DOHA: Eight months after the launch of the first phase of the national health insurance scheme (NHIS), the Supreme Council of Health (SCH) is seeking feedback from patients about the quality of healthcare provided under the plan.
The SCH has launched a survey to assess the satisfaction level of patients who received treatment at the private hospitals involved in the first phase of the insurance plan. The survey comes ahead of SCH’s plans to start the next phase, likely from next month.
The initial phase launched in July last year covered Qatari women aged 12 and above for maternity, obstetrics, gynaecology and women’s related healthcare needs. More than 30,000 Qatari women benefited from the scheme until mid-January this year, according to data released by the SCH last month.
The NHIS network currently includes eight health care providers including three private hospitals and a private polyclinic — Al Ahli, Al Emadi, Doha Clinic (hospital) and the Al Hayat Medical Center in Al Waab. Al Hayat joined the network in February.
HMC Women’s Hospital, Al Wakra Hospital, Al Khor Hospital and the Cuban Hospital are the public hospitals enrolled in the scheme. The second phase of the plan, which is expected to be launched next month, will see coverage expanded to all Qatari nationals for the full range of basic health services.
The patient satisfaction survey to be completed in two weeks has been conducted among Qatari women patients and visitors at the private facilities included in the first phase of the scheme.
“This survey aims to assess the quality of health services provided through the insurance scheme and identity the difficulties the patients might have faced while benefiting from these services,” the SCH said yesterday.
The survey findings will help in developing programmes and strategic plans to improve the quality of health services under the insurance scheme and to have a clear vision for an implementing mechanism, it added.

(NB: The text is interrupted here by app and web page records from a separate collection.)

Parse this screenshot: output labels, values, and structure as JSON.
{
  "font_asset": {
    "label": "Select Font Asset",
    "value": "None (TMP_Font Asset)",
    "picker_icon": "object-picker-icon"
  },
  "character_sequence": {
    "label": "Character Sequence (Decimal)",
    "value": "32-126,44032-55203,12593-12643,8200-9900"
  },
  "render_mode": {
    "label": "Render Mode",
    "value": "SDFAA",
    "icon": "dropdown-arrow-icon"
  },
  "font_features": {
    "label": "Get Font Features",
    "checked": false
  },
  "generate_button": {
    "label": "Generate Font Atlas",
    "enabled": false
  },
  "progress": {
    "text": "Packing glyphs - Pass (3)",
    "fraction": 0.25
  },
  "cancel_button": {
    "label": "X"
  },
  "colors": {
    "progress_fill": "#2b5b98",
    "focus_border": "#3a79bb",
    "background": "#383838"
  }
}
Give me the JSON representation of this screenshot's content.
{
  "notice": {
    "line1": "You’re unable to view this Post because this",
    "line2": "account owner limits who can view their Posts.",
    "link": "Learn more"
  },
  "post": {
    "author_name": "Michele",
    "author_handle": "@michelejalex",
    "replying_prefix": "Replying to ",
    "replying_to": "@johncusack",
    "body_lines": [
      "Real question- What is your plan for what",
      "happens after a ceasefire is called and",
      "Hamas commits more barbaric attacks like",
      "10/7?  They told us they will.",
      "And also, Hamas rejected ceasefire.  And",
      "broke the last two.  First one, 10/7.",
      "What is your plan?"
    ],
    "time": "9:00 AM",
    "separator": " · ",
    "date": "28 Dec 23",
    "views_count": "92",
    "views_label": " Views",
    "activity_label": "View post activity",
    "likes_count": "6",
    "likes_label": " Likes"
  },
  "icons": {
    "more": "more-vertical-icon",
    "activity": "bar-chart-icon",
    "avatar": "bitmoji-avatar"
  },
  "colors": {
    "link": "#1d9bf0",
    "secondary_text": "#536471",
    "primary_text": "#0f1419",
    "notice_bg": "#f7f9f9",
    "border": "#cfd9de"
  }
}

The survey has been conducted through telephone interviews. The selected patients/visitors will be asked to give their opinion on registration methods, appointment, treatment, hospital staff, duration of stay at the hospital and other issues. They can also give general observations and recommendations about the scheme. An integrated electronic system will be used for recording and analysis of data, said the SCH.
The first phase of the NHIS also saw implementation of a maternity management programme, a dedicated service providing expectant mothers with information, counsel and practical advice.